**EXERCISE DIRECTIONS**
Your reply should be the complete data, reproduced exactly.
(EXTRACTED MATERIAL Opens)
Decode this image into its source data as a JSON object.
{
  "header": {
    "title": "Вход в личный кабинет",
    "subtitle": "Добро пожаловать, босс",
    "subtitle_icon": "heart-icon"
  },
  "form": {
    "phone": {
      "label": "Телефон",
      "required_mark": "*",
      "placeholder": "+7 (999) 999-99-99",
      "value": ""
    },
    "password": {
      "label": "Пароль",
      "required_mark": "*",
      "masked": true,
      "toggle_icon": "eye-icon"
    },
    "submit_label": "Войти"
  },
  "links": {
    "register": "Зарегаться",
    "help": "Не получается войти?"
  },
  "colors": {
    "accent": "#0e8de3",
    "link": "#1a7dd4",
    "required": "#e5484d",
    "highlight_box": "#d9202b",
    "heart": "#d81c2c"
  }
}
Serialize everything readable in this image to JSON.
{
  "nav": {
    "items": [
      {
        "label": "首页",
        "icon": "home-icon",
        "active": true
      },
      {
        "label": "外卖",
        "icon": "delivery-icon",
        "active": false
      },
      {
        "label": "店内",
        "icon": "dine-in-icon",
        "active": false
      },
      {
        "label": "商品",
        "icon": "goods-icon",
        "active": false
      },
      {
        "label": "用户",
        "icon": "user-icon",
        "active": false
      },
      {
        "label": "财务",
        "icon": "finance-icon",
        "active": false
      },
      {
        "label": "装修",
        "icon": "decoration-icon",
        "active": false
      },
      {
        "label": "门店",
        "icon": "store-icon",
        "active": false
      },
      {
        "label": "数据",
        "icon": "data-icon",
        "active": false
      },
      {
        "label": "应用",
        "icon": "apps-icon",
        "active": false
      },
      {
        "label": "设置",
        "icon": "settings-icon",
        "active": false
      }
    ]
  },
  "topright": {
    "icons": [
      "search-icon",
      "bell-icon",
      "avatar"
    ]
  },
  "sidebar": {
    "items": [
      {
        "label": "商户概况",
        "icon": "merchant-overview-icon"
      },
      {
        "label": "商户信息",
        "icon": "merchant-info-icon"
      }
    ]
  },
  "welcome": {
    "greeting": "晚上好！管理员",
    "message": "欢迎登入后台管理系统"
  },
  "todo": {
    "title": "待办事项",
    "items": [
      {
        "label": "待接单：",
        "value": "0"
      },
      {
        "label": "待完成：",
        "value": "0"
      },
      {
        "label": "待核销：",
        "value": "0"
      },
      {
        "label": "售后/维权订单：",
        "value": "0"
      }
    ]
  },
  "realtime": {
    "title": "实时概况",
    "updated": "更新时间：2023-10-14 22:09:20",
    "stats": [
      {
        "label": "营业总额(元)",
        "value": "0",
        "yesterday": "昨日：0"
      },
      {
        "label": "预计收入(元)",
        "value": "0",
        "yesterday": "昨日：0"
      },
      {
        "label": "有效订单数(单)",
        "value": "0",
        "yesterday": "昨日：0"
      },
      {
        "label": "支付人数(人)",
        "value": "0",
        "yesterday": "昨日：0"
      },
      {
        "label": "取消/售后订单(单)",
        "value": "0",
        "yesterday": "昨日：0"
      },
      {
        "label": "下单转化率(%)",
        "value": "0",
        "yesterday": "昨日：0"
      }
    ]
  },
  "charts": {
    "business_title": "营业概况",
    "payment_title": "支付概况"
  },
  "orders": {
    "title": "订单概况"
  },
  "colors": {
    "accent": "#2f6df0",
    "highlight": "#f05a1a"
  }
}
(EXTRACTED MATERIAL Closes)
**ANSWER SPACE**
Decode this image into its source data as a JSON object.
{
  "header": {
    "title": "Вход в личный кабинет",
    "subtitle": "Добро пожаловать, босс",
    "subtitle_icon": "heart-icon"
  },
  "form": {
    "phone": {
      "label": "Телефон",
      "required_mark": "*",
      "placeholder": "+7 (999) 999-99-99",
      "value": ""
    },
    "password": {
      "label": "Пароль",
      "required_mark": "*",
      "masked": true,
      "toggle_icon": "eye-icon"
    },
    "submit_label": "Войти"
  },
  "links": {
    "register": "Зарегаться",
    "help": "Не получается войти?"
  },
  "colors": {
    "accent": "#0e8de3",
    "link": "#1a7dd4",
    "required": "#e5484d",
    "highlight_box": "#d9202b",
    "heart": "#d81c2c"
  }
}
Serialize everything readable in this image to JSON.
{
  "nav": {
    "items": [
      {
        "label": "首页",
        "icon": "home-icon",
        "active": true
      },
      {
        "label": "外卖",
        "icon": "delivery-icon",
        "active": false
      },
      {
        "label": "店内",
        "icon": "dine-in-icon",
        "active": false
      },
      {
        "label": "商品",
        "icon": "goods-icon",
        "active": false
      },
      {
        "label": "用户",
        "icon": "user-icon",
        "active": false
      },
      {
        "label": "财务",
        "icon": "finance-icon",
        "active": false
      },
      {
        "label": "装修",
        "icon": "decoration-icon",
        "active": false
      },
      {
        "label": "门店",
        "icon": "store-icon",
        "active": false
      },
      {
        "label": "数据",
        "icon": "data-icon",
        "active": false
      },
      {
        "label": "应用",
        "icon": "apps-icon",
        "active": false
      },
      {
        "label": "设置",
        "icon": "settings-icon",
        "active": false
      }
    ]
  },
  "topright": {
    "icons": [
      "search-icon",
      "bell-icon",
      "avatar"
    ]
  },
  "sidebar": {
    "items": [
      {
        "label": "商户概况",
        "icon": "merchant-overview-icon"
      },
      {
        "label": "商户信息",
        "icon": "merchant-info-icon"
      }
    ]
  },
  "welcome": {
    "greeting": "晚上好！管理员",
    "message": "欢迎登入后台管理系统"
  },
  "todo": {
    "title": "待办事项",
    "items": [
      {
        "label": "待接单：",
        "value": "0"
      },
      {
        "label": "待完成：",
        "value": "0"
      },
      {
        "label": "待核销：",
        "value": "0"
      },
      {
        "label": "售后/维权订单：",
        "value": "0"
      }
    ]
  },
  "realtime": {
    "title": "实时概况",
    "updated": "更新时间：2023-10-14 22:09:20",
    "stats": [
      {
        "label": "营业总额(元)",
        "value": "0",
        "yesterday": "昨日：0"
      },
      {
        "label": "预计收入(元)",
        "value": "0",
        "yesterday": "昨日：0"
      },
      {
        "label": "有效订单数(单)",
        "value": "0",
        "yesterday": "昨日：0"
      },
      {
        "label": "支付人数(人)",
        "value": "0",
        "yesterday": "昨日：0"
      },
      {
        "label": "取消/售后订单(单)",
        "value": "0",
        "yesterday": "昨日：0"
      },
      {
        "label": "下单转化率(%)",
        "value": "0",
        "yesterday": "昨日：0"
      }
    ]
  },
  "charts": {
    "business_title": "营业概况",
    "payment_title": "支付概况"
  },
  "orders": {
    "title": "订单概况"
  },
  "colors": {
    "accent": "#2f6df0",
    "highlight": "#f05a1a"
  }
}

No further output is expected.